I'm going to show you how to rebound on the defensive boards," said Wes Unseld. "I need a volunteer. You, come here."

The youngster, who was sitting on the floor, looked up.His eyes grew as large as the basketball Unseld was holding. "Me?" he asked.

Assured that Unseld indeed had picked him as the chosen one, the youngster walked over to the Bullet center. The rest of the youngsters at this first of the team's annual summer clinics had to laugh. One of Unseld's massive legs weighed almost as much as the lad's entire 4-foot body.

"I don't have trouble holding their attention," Unseld would say later. That was obvious. Anyone that big receives answers consisting of only "yes sir, no sir."

This, however, was a showcase clinic, one which didn't require any reminders to keep quiet and listen.

The youngsters at St. John's High all came from Morgan Wootten and Joe Gallagher's highly respected summer basketball camp. "If they didn't want to learn, they wouldn't be here by now," said Unseld. "They would have been weeded out long ago."

So they watched intently as Unseld gave a step-by-step demonstration of the art of rebounding, blocking out the 4-footer in the process with a flick of his knee.

Over on the sideline, Hymie Perlo, the Bullets' Barnum and Bailey man, who organizes the clinics, was delighted. Unseld, along with Phil Chenier and Larry Wright, the other program instructors, are among his elite clinic personalities. They are good and the youngsters love them.

"Ferry keeps trading away most of my best clinic people," Perlo was saying, referring to general manager Bob Ferry's player maneuvers. "I tell him he's going to ruin my show, taking my players away like this."

Right now, Wright is the star of that show.

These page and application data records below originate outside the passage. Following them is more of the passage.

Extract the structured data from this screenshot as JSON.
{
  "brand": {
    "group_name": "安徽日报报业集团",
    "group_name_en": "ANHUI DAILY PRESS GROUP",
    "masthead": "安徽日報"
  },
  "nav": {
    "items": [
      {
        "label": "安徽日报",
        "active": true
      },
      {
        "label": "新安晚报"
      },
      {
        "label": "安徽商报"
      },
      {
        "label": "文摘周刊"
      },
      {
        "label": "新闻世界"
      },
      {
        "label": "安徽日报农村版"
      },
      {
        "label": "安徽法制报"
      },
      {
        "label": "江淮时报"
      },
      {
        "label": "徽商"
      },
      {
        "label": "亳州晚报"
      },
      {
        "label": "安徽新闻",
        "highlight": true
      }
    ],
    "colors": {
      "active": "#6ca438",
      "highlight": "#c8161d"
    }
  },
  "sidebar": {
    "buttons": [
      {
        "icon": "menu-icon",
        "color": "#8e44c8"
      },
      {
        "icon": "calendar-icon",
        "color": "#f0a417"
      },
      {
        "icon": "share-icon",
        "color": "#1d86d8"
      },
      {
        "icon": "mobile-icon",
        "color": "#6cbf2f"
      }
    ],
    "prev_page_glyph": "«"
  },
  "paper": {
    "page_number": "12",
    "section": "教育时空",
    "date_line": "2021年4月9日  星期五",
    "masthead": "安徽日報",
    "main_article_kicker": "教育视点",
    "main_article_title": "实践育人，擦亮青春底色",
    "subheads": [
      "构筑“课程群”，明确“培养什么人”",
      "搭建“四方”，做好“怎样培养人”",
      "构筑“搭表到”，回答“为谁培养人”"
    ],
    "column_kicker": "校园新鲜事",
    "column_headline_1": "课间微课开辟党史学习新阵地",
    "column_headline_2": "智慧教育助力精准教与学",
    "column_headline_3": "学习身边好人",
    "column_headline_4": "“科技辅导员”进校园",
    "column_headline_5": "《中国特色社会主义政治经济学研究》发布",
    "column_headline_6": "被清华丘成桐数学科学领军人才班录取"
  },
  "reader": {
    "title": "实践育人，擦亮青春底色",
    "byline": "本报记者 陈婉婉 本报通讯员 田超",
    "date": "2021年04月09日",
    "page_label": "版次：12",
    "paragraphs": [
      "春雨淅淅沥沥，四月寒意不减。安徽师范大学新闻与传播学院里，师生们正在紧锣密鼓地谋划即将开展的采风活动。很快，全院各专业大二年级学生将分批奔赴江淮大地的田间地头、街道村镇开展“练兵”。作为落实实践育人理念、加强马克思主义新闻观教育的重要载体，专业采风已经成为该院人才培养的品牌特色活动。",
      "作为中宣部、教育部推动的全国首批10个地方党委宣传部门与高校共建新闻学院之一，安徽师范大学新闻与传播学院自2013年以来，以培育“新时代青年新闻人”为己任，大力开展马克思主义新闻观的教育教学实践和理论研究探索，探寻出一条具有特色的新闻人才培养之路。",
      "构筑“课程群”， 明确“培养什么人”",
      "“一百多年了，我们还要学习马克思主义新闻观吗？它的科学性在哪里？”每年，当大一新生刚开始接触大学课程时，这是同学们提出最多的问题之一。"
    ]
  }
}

Many of the older campers yesterday were taller than the Bullet guard and that makes it easier to identify with him.

"They see me out here doing my thing and look at how big I am and they say, 'hey, if he can do it, why can't I,'" said Wright. "I think that's why they pay attention to me."

"I was at a clinic when I was in high school. It had Willis Reed, Jimmy Jones and others there and it helped me. It made me more dedicated to becoming a pro."

The Bullets' specialities aren't hard to figure out. Unseld concentrates on rebounding. Wright on ball-handling and Chenier shooting.

"What am I supposed to talk about?" Chenier asked the youngsters.

"How about defense?" No way, they replied.

"Teach us to shoot," one yelled. And Chenier did, explaining in detail something about fingertip control. It translated into swish, swish, swish.

The Bullets will hold nine more clinics, including one today at Friendly High school. Wright will make most of them, more than any of his teammates.

"I love basketball," he said. "I can't stop playing it."

How much does he like it? Well, his wife had a baby girl over the weekend and was coming home from the hospital today. After Wright finished with the clinic.